3-D digital mammography improves the accuracy of breast cancer detection and helps to reduce call backs for non-cancerous abnormalities. Tomosynthesis also appears to find the type of breast cancer that most often causes problems.
"Things are no longer hidden," says Poplack, codirector of breast imaging at Dartmouth-Hitchcock Medical Center, Lebanon, NH. "On a mammogram, the tissue can stack up to look like cancer and fool us into thinking there is a problem when there really isn't."
"It's really a double benefit. It allows us to detect early cancer that we might not be able to see and not go down the path of a false alarm," he says.
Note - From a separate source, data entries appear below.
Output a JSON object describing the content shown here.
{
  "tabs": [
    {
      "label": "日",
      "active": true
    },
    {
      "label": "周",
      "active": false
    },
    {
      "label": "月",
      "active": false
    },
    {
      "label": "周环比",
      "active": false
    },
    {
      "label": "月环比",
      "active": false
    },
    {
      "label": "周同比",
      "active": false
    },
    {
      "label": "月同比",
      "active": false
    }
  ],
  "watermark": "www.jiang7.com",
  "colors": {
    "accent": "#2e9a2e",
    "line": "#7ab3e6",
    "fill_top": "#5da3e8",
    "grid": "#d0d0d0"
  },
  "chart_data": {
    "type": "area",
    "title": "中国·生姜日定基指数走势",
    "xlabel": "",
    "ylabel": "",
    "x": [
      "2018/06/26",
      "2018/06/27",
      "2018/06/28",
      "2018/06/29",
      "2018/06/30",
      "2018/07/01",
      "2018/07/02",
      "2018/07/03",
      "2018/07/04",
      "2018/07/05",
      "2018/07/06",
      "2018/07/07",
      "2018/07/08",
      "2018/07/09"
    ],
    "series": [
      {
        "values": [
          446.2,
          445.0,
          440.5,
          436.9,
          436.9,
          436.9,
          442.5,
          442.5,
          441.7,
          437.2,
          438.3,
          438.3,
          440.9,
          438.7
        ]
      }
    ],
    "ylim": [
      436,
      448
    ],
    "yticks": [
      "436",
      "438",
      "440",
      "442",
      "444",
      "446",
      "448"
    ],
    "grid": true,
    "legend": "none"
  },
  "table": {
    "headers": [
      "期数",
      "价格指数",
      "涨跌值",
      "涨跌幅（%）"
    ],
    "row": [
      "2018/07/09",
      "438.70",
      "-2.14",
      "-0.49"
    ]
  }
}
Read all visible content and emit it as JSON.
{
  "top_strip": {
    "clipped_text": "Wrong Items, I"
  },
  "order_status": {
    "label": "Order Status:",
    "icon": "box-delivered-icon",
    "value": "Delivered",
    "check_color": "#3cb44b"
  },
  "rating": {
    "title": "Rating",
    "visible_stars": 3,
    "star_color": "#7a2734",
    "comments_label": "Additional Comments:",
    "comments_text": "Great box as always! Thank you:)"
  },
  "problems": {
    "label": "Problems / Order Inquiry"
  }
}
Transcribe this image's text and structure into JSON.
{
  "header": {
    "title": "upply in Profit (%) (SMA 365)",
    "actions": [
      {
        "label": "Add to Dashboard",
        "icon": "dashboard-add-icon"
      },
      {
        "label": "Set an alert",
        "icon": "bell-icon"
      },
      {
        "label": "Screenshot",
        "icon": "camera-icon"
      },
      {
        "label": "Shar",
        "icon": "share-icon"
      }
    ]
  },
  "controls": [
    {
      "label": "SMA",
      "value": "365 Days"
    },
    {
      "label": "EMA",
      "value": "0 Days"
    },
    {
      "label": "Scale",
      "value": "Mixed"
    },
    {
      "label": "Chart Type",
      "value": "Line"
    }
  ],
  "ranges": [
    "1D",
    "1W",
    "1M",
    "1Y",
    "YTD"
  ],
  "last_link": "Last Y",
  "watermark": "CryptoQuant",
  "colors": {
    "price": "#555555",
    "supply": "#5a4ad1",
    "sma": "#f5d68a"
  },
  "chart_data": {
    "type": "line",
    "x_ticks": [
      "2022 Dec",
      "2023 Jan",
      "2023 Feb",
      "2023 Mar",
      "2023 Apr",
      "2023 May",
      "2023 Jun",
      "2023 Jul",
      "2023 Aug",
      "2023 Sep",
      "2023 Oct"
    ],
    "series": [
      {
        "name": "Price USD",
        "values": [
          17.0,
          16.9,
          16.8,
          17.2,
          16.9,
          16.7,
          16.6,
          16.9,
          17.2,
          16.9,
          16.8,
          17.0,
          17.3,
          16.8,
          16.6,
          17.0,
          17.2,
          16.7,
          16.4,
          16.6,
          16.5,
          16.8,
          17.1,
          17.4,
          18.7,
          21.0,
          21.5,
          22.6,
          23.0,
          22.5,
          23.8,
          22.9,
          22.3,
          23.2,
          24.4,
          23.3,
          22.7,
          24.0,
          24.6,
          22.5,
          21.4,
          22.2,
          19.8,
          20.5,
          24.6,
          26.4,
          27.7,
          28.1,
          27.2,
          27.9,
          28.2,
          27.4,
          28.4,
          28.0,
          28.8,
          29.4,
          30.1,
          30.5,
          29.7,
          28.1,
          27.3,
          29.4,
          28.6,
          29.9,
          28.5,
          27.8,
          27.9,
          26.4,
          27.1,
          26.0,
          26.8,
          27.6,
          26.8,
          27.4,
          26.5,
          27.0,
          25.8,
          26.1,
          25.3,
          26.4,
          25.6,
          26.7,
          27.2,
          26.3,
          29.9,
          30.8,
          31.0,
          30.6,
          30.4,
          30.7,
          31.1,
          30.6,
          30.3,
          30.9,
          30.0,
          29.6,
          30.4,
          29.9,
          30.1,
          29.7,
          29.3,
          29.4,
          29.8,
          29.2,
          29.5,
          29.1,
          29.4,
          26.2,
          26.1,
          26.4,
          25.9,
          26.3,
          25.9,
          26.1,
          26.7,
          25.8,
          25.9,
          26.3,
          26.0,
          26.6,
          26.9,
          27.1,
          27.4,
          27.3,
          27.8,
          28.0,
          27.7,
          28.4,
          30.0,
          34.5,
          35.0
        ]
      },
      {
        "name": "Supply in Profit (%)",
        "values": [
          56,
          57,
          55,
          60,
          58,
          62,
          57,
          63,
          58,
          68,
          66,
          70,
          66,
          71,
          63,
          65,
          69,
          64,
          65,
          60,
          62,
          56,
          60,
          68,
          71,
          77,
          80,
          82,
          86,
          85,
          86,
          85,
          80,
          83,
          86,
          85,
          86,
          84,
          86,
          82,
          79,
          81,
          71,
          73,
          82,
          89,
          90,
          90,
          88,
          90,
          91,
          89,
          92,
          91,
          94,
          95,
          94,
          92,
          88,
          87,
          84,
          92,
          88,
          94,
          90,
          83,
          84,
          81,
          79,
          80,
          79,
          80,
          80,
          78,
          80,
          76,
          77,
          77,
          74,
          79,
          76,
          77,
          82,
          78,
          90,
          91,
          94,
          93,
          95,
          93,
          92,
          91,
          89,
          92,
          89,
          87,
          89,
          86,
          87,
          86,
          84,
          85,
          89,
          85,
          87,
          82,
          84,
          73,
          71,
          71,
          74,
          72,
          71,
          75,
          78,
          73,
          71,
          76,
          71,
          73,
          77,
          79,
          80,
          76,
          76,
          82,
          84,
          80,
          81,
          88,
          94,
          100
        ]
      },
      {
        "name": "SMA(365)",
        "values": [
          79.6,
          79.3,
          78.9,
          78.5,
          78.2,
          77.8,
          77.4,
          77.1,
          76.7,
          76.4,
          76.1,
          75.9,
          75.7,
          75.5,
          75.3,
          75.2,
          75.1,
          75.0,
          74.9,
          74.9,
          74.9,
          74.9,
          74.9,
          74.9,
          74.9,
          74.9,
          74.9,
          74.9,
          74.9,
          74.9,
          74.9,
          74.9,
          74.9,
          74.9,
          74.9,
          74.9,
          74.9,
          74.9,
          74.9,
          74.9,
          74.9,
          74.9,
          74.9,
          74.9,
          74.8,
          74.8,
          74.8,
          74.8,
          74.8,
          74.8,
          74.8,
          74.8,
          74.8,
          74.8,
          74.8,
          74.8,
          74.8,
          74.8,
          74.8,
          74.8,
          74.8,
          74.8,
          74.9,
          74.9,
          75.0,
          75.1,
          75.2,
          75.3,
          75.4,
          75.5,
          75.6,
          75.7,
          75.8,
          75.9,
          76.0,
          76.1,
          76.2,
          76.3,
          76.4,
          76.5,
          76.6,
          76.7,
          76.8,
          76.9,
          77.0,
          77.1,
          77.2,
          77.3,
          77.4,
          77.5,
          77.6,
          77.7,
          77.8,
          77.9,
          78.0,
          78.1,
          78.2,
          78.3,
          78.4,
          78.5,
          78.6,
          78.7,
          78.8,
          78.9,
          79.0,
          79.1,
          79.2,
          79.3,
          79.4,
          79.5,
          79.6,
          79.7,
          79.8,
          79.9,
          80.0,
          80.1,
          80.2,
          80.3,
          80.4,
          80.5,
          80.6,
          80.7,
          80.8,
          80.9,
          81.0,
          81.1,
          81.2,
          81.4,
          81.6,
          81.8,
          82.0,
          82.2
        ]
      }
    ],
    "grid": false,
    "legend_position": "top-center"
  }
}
Poplack's team in radiology has been collaborating with Dartmouth researchers from the Norris Cotton Cancer Center and the Thayer School of Engineering since 1999 to develop new technologies to improve the diagnosis of breast disease.
To produce the 3-D images, a tube revolves around part of the breast in a short arc while sending out multiple x-rays in low doses. A computer reconstructs the data gathered in a way that allows viewing of thin layers of tissue. The radiologist views each individual layer of breast rather than a shadow of the entire breast.
At this point, tomosynthesis exposes the patient to slightly more radiation than a conventional digital mammogram, although well within the safety limits mandated by the federal government. Later this summer, Dartmouth-Hitchcock Medical Center will be getting new technology that reduces the x-ray dose back to the same level as the conventional digital mammogram.
Leading the way in earlier cancer detection
Dartmouth-Hitchcock was among the first institutions in the United States to research and develop the tomosynthesis technology, Poplack says, and it's one of five institutions that contributed data that led to approval from the federal Food and Drug Administration.
STEVEN P. POPLACK, MD
Director of Brest Imaging Center, Associate Professor of Radiology and of Obstetrics and Gynecology, Geisel School of Medicine at Dartmouth
MD, Boston University School of Medicine, Boston, MA, 1988
Carney Hospital, Boston, MA, Medicine/Surgery, 1988-89
Yale-New Haven Medical Center, New Haven, CT, Diagnostic Radiology, 1989-93
Yale-New Haven Hospital, New Haven, CT, Body Imaging, CT, MRI, Ultrasound, Mammography, 1992-93
Diagnostic Radiology, 1993